┌──
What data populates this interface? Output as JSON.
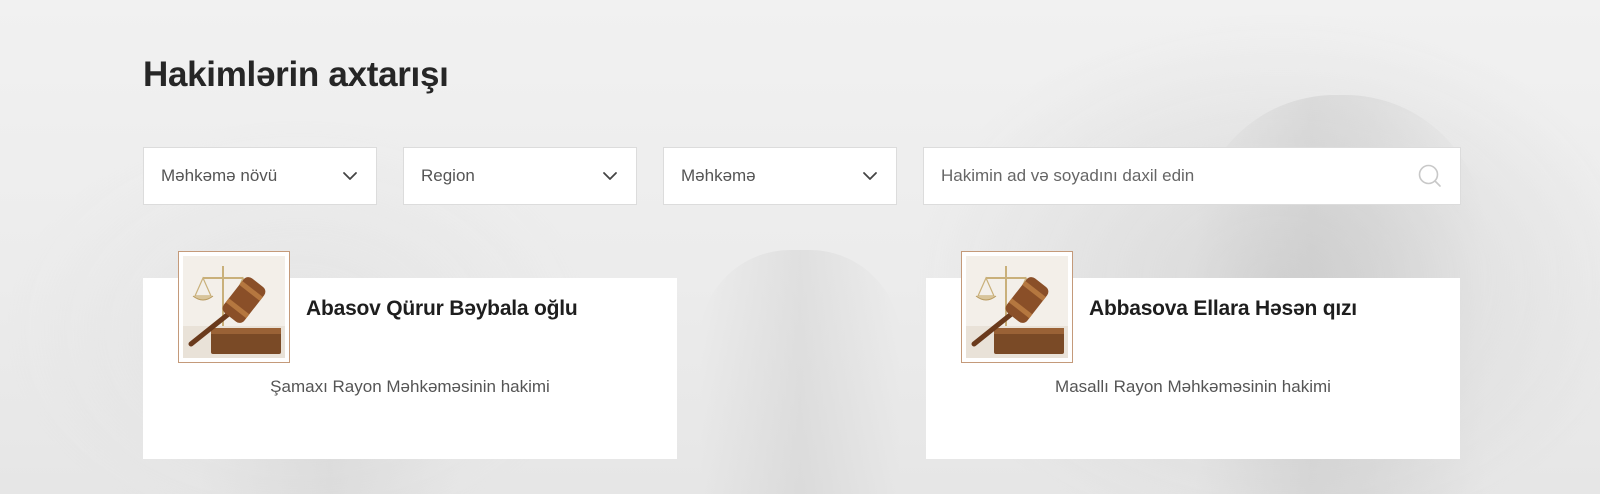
{
  "page": {
    "title": "Hakimlərin axtarışı"
  },
  "filters": {
    "court_type": {
      "label": "Məhkəmə növü",
      "icon": "chevron-down-icon"
    },
    "region": {
      "label": "Region",
      "icon": "chevron-down-icon"
    },
    "court": {
      "label": "Məhkəmə",
      "icon": "chevron-down-icon"
    }
  },
  "search": {
    "placeholder": "Hakimin ad və soyadını daxil edin",
    "value": "",
    "icon": "search-icon"
  },
  "judges": [
    {
      "name": "Abasov Qürur Bəybala oğlu",
      "court": "Şamaxı Rayon Məhkəməsinin hakimi",
      "photo_icon": "judge-gavel-icon"
    },
    {
      "name": "Abbasova Ellara Həsən qızı",
      "court": "Masallı Rayon Məhkəməsinin hakimi",
      "photo_icon": "judge-gavel-icon"
    }
  ],
  "colors": {
    "background": "#ececec",
    "card": "#ffffff",
    "title_text": "#262626",
    "muted_text": "#555555",
    "avatar_border": "#c49a7a"
  }
}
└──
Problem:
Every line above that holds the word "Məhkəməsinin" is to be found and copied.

Completed exercise:
      "court": "Şamaxı Rayon Məhkəməsinin hakimi",
      "court": "Masallı Rayon Məhkəməsinin hakimi",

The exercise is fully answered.